We all saw the confusion resulting from poor message clarity through the pandemic, particularly from our political leaders, and how this eroded trust. Clarity is a quality that makes leaders effective, not just in a crisis but also in our everyday work lives.
Strategies need to be made simple, relevant, and practical so that people understand not just what the strategy is, but what actions they need to take as a result.
Using stories is a great way to do this, and where Communicators can help. Leaders who can cut through the clutter and deliver clear, simple messages are invaluable.
3. Be upfront
Employees expect transparency — they generally know when things aren’t going well. They expect leaders to be communicating not just the good news, but also the challenges.
Too often organizations are overly cautious about being portrayed negatively or how things might play out in the media.
Of course, respect confidentiality and commercial interests, but leaders who communicate well talk openly about mistakes, learnings, disappointments, and frustrations. Contrary to fears, doing this actually builds trust and can enhance reputation.
It has been really refreshing to hear leaders being more open about their personal lives and struggles over the last couple of years. In turn, this has given team members permission to be more vulnerable, and to prioritize their physical and mental wellbeing in a way that was not done pre-pandemic.
This level of openness and vulnerability is also essential in building trust and elevating team performance.
4. Create Belonging
There is now a real onus on leaders not just to be visible but to create a sense of belonging, regardless of where their employees are located. Achieving this is considerably more complex than it used to be.
In some ways, having a digital window into people’s homes and lives has provided opportunities for a more genuine, personal connection.
But for some people, online meeting fatigue has become overwhelming. Others may be feeling isolated and crave being back with their teams in person. There are also those who may be feeling unsafe back in their office.
Creating a genuine sense of belonging means connecting with all these people in an empathetic and meaningful way; providing a connection to the organization’s purpose and team goals, helping them adjust to change, and providing opportunities for genuine dialogue.
It can also mean allowing people to switch off when they need to. Ensuring there are opportunities to relax and have fun together should also be seen as a business imperative!
5. Listen more
Employees are usually working much closer to the action than their leaders and expect to have their opinions heard.
Leaving ten minutes at the end of a large forum for people to ask questions is probably not going to cut it. Leaders need to hone their listening skills and also learn to ask better questions than simply, “Let me know if you have any questions!”
One of the most valuable things communicators can do for leaders is to help them understand how their messages will land, and help them prepare so they’re not caught off guard.
Stay across what employees are thinking using a variety of tools (including some anonymous ones), and review sentiment on social tools and through recruitment processes such as onboarding and exit interviews.
There’s no doubt leaders are under increased pressure; dealing with complex issues and no easy answers.

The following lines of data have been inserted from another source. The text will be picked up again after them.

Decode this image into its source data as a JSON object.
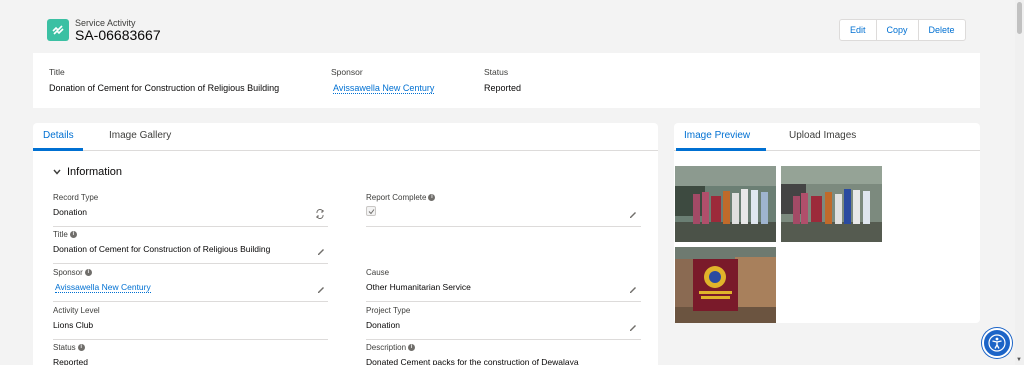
{
  "record": {
    "object_type": "Service Activity",
    "name": "SA-06683667",
    "actions": [
      "Edit",
      "Copy",
      "Delete"
    ]
  },
  "highlights": {
    "title_label": "Title",
    "title_value": "Donation of Cement for Construction of Religious Building",
    "sponsor_label": "Sponsor",
    "sponsor_value": "Avissawella New Century",
    "status_label": "Status",
    "status_value": "Reported"
  },
  "main_tabs": [
    "Details",
    "Image Gallery"
  ],
  "section_title": "Information",
  "fields": {
    "record_type": {
      "label": "Record Type",
      "value": "Donation"
    },
    "report_complete": {
      "label": "Report Complete"
    },
    "title": {
      "label": "Title",
      "value": "Donation of Cement for Construction of Religious Building"
    },
    "sponsor": {
      "label": "Sponsor",
      "value": "Avissawella New Century"
    },
    "cause": {
      "label": "Cause",
      "value": "Other Humanitarian Service"
    },
    "activity_level": {
      "label": "Activity Level",
      "value": "Lions Club"
    },
    "project_type": {
      "label": "Project Type",
      "value": "Donation"
    },
    "status": {
      "label": "Status",
      "value": "Reported"
    },
    "description": {
      "label": "Description",
      "value": "Donated Cement packs for the construction of Dewalaya"
    }
  },
  "side_tabs": [
    "Image Preview",
    "Upload Images"
  ],
  "colors": {
    "accent": "#0070d2",
    "object_icon": "#3bc0a3",
    "a11y": "#1c64c7"
  }
}
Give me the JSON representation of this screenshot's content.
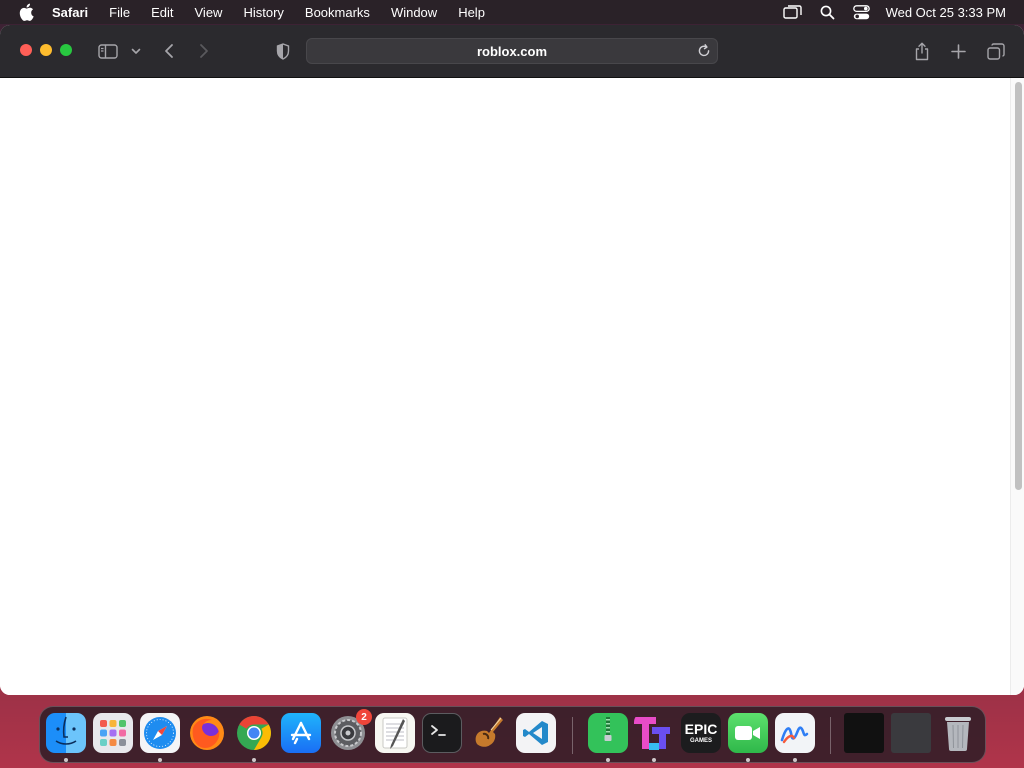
{
  "menubar": {
    "apple_icon": "apple-logo-icon",
    "app_name": "Safari",
    "items": [
      {
        "label": "File"
      },
      {
        "label": "Edit"
      },
      {
        "label": "View"
      },
      {
        "label": "History"
      },
      {
        "label": "Bookmarks"
      },
      {
        "label": "Window"
      },
      {
        "label": "Help"
      }
    ],
    "status_icons": [
      "screen-mirroring-icon",
      "spotlight-search-icon",
      "control-center-icon"
    ],
    "clock": "Wed Oct 25  3:33 PM"
  },
  "safari": {
    "url": "roblox.com",
    "toolbar_icons": [
      "sidebar-icon",
      "chevron-down-icon",
      "back-arrow-icon",
      "forward-arrow-icon",
      "privacy-shield-icon",
      "reload-icon",
      "share-icon",
      "new-tab-icon",
      "tab-overview-icon"
    ],
    "page_scroll_fraction": 0.67
  },
  "dock": {
    "apps": [
      {
        "name": "Finder",
        "icon": "finder-icon",
        "running": true
      },
      {
        "name": "Launchpad",
        "icon": "launchpad-icon",
        "running": false
      },
      {
        "name": "Safari",
        "icon": "safari-icon",
        "running": true
      },
      {
        "name": "Firefox",
        "icon": "firefox-icon",
        "running": false
      },
      {
        "name": "Google Chrome",
        "icon": "chrome-icon",
        "running": true
      },
      {
        "name": "App Store",
        "icon": "app-store-icon",
        "running": false
      },
      {
        "name": "System Settings",
        "icon": "system-settings-icon",
        "running": false,
        "badge": "2"
      },
      {
        "name": "TextEdit",
        "icon": "textedit-icon",
        "running": false
      },
      {
        "name": "Terminal",
        "icon": "terminal-icon",
        "running": false
      },
      {
        "name": "GarageBand",
        "icon": "garageband-icon",
        "running": false
      },
      {
        "name": "Visual Studio Code",
        "icon": "vscode-icon",
        "running": false
      },
      {
        "name": "Archive Utility",
        "icon": "archive-utility-icon",
        "running": true
      },
      {
        "name": "Tetris",
        "icon": "tetris-icon",
        "running": true
      },
      {
        "name": "Epic Games Launcher",
        "icon": "epic-games-icon",
        "running": false,
        "logo_text": "EPIC",
        "logo_subtext": "GAMES"
      },
      {
        "name": "FaceTime",
        "icon": "facetime-icon",
        "running": true
      },
      {
        "name": "Freeform",
        "icon": "freeform-icon",
        "running": true
      }
    ],
    "minimized_windows": [
      "minimized-window-thumbnail-icon",
      "minimized-window-thumbnail-icon"
    ],
    "trash_icon": "trash-icon"
  }
}
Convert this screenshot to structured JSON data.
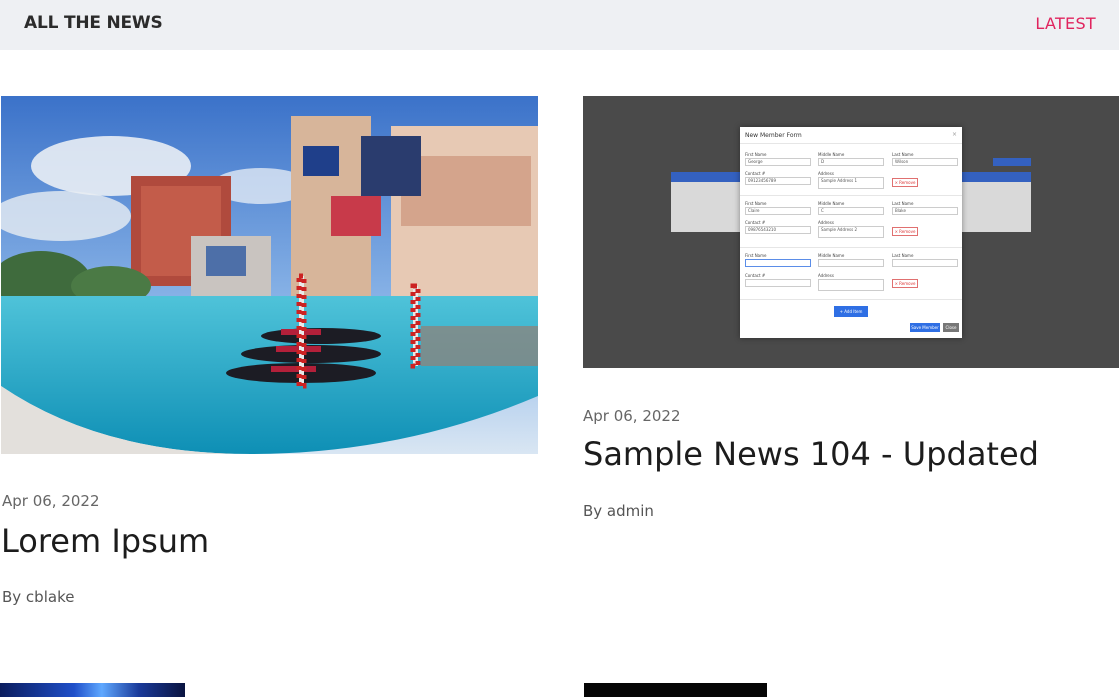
{
  "header": {
    "title": "ALL THE NEWS",
    "latest_label": "LATEST"
  },
  "articles": [
    {
      "date": "Apr 06, 2022",
      "title": "Lorem Ipsum",
      "author": "By cblake",
      "image": "venice-gondola-photo"
    },
    {
      "date": "Apr 06, 2022",
      "title": "Sample News 104 - Updated",
      "author": "By admin",
      "image": "member-form-screenshot"
    }
  ],
  "form_thumbnail": {
    "window_title": "New Member Form",
    "close": "×",
    "rows": [
      {
        "first_label": "First Name",
        "first": "George",
        "middle_label": "Middle Name",
        "middle": "D",
        "last_label": "Last Name",
        "last": "Wilson",
        "contact_label": "Contact #",
        "contact": "09123456789",
        "address_label": "Address",
        "address": "Sample Address 1",
        "remove": "× Remove"
      },
      {
        "first_label": "First Name",
        "first": "Claire",
        "middle_label": "Middle Name",
        "middle": "C",
        "last_label": "Last Name",
        "last": "Blake",
        "contact_label": "Contact #",
        "contact": "09876543210",
        "address_label": "Address",
        "address": "Sample Address 2",
        "remove": "× Remove"
      },
      {
        "first_label": "First Name",
        "first": "",
        "middle_label": "Middle Name",
        "middle": "",
        "last_label": "Last Name",
        "last": "",
        "contact_label": "Contact #",
        "contact": "",
        "address_label": "Address",
        "address": "",
        "remove": "× Remove"
      }
    ],
    "add_item": "+ Add Item",
    "save": "Save Member",
    "close_button": "Close"
  },
  "colors": {
    "accent": "#e0245e",
    "header_bg": "#eef0f3",
    "form_primary": "#2f6fe4"
  }
}
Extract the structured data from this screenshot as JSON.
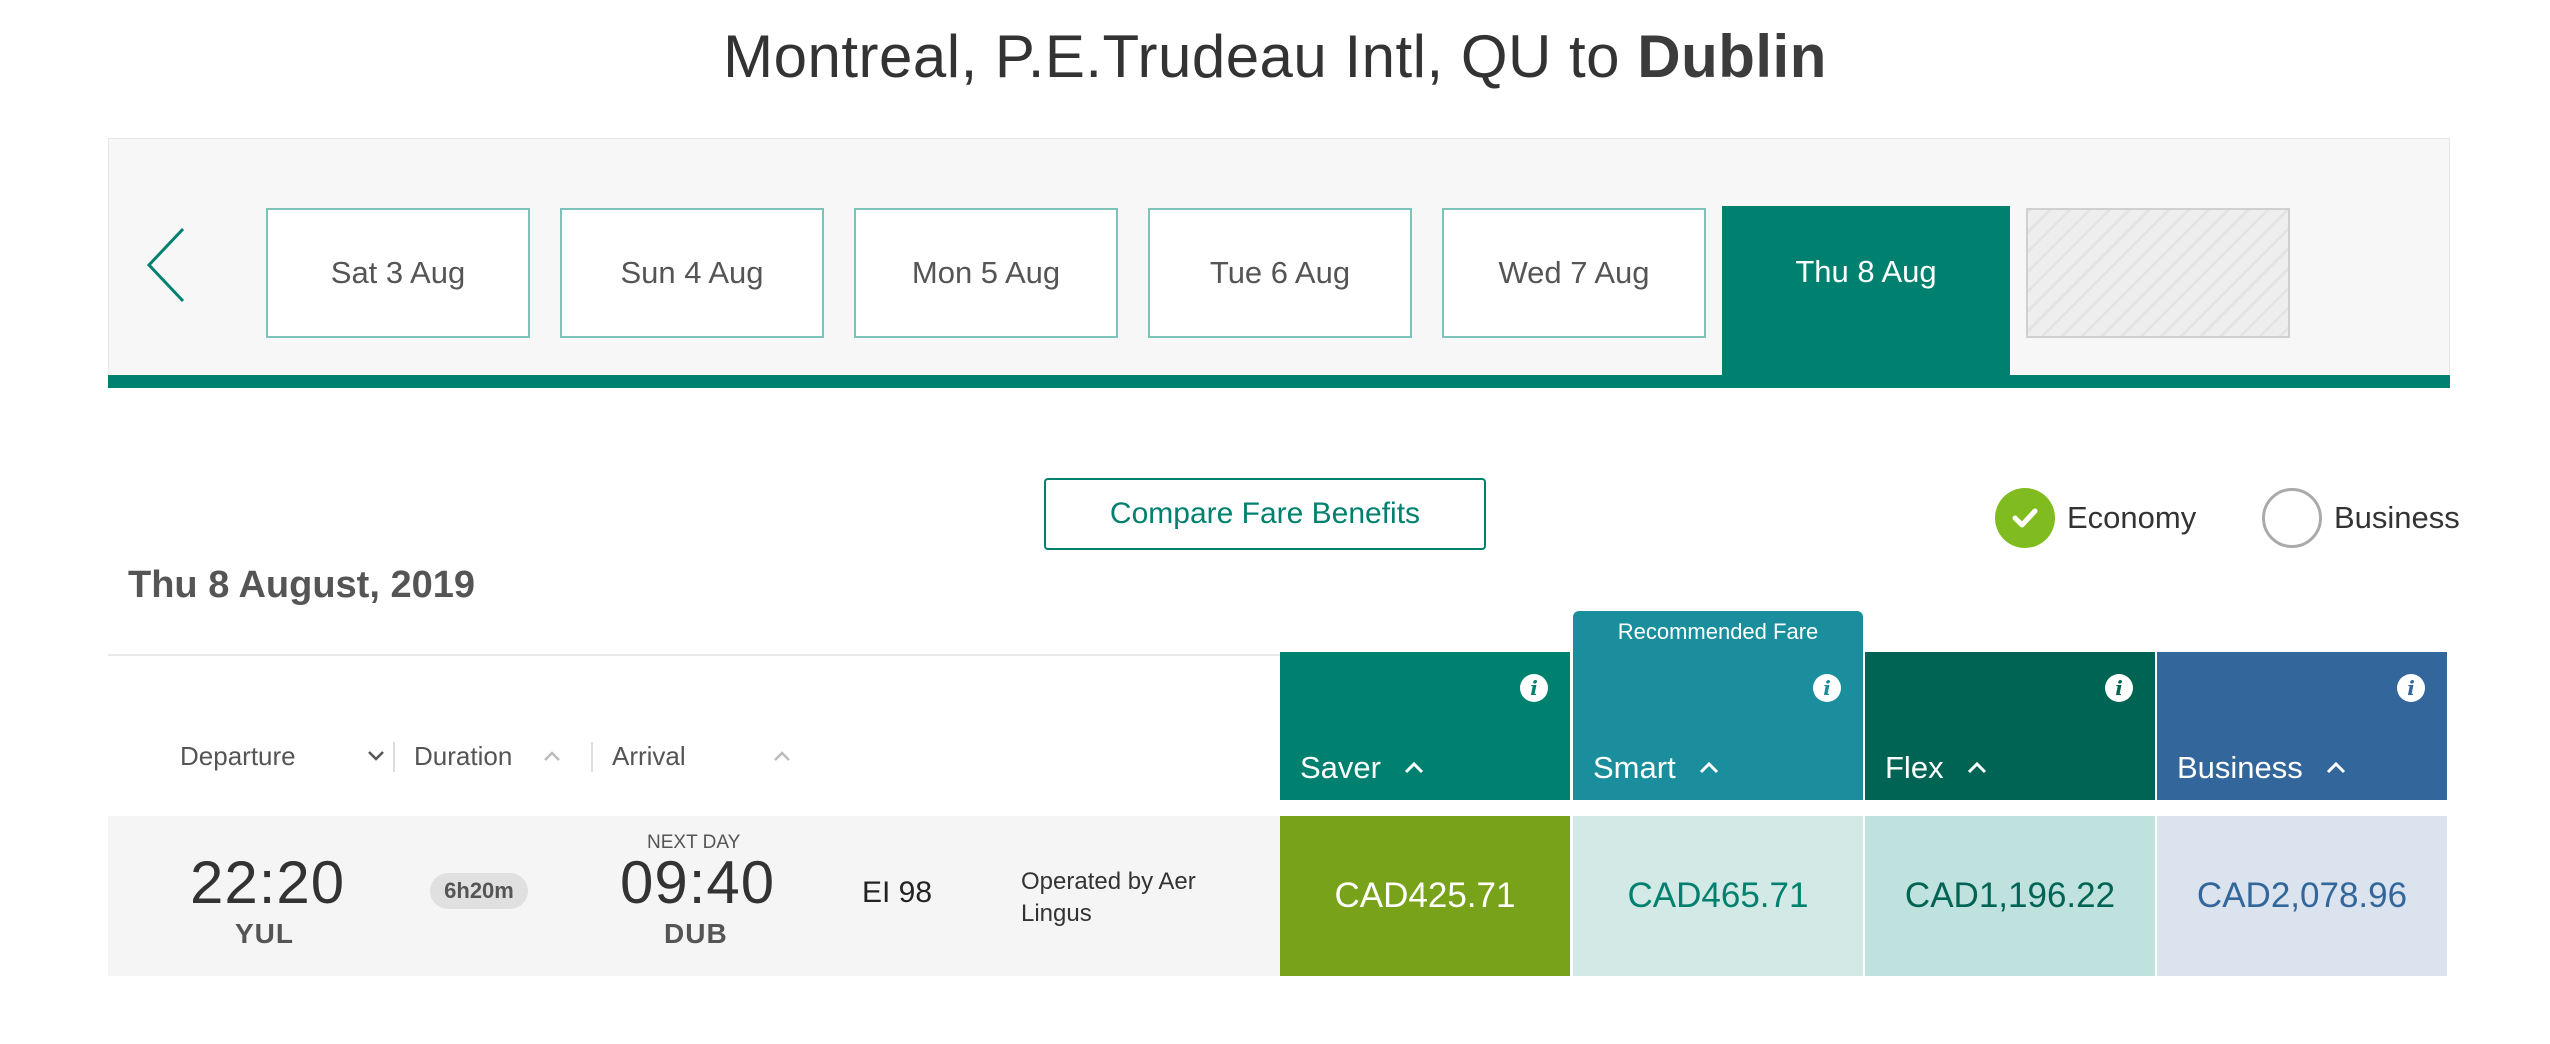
{
  "header": {
    "title_prefix": "Montreal, P.E.Trudeau Intl, QU to ",
    "title_destination": "Dublin"
  },
  "date_carousel": {
    "prev_icon": "chevron-left-icon",
    "dates": [
      {
        "label": "Sat 3 Aug"
      },
      {
        "label": "Sun 4 Aug"
      },
      {
        "label": "Mon 5 Aug"
      },
      {
        "label": "Tue 6 Aug"
      },
      {
        "label": "Wed 7 Aug"
      },
      {
        "label": "Thu 8 Aug",
        "selected": true
      },
      {
        "label": "",
        "disabled": true
      }
    ]
  },
  "compare_button": "Compare Fare Benefits",
  "cabin": {
    "economy": "Economy",
    "business": "Business",
    "selected": "economy"
  },
  "selected_date_heading": "Thu 8 August, 2019",
  "sort_headers": {
    "departure": "Departure",
    "duration": "Duration",
    "arrival": "Arrival"
  },
  "recommended_label": "Recommended Fare",
  "fares": [
    {
      "name": "Saver",
      "color": "#00806f"
    },
    {
      "name": "Smart",
      "color": "#1a8e9c"
    },
    {
      "name": "Flex",
      "color": "#006455"
    },
    {
      "name": "Business",
      "color": "#33679c"
    }
  ],
  "flight": {
    "departure_time": "22:20",
    "departure_code": "YUL",
    "duration": "6h20m",
    "next_day_label": "NEXT DAY",
    "arrival_time": "09:40",
    "arrival_code": "DUB",
    "flight_number": "EI 98",
    "operated_by": "Operated by Aer Lingus",
    "prices": [
      {
        "fare": "Saver",
        "price": "CAD425.71",
        "bg": "#78a21a",
        "fg": "#ffffff"
      },
      {
        "fare": "Smart",
        "price": "CAD465.71",
        "bg": "#d2e9e6",
        "fg": "#00806f"
      },
      {
        "fare": "Flex",
        "price": "CAD1,196.22",
        "bg": "#bfe2de",
        "fg": "#006455"
      },
      {
        "fare": "Business",
        "price": "CAD2,078.96",
        "bg": "#dbe4ee",
        "fg": "#33679c"
      }
    ]
  }
}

Effective communication needn’t be seen as an added burden but rather a lever to help them achieve their goals.
If employees trust their leaders, feel connected to the strategy, and are focused on the right priorities, they are more than halfway there.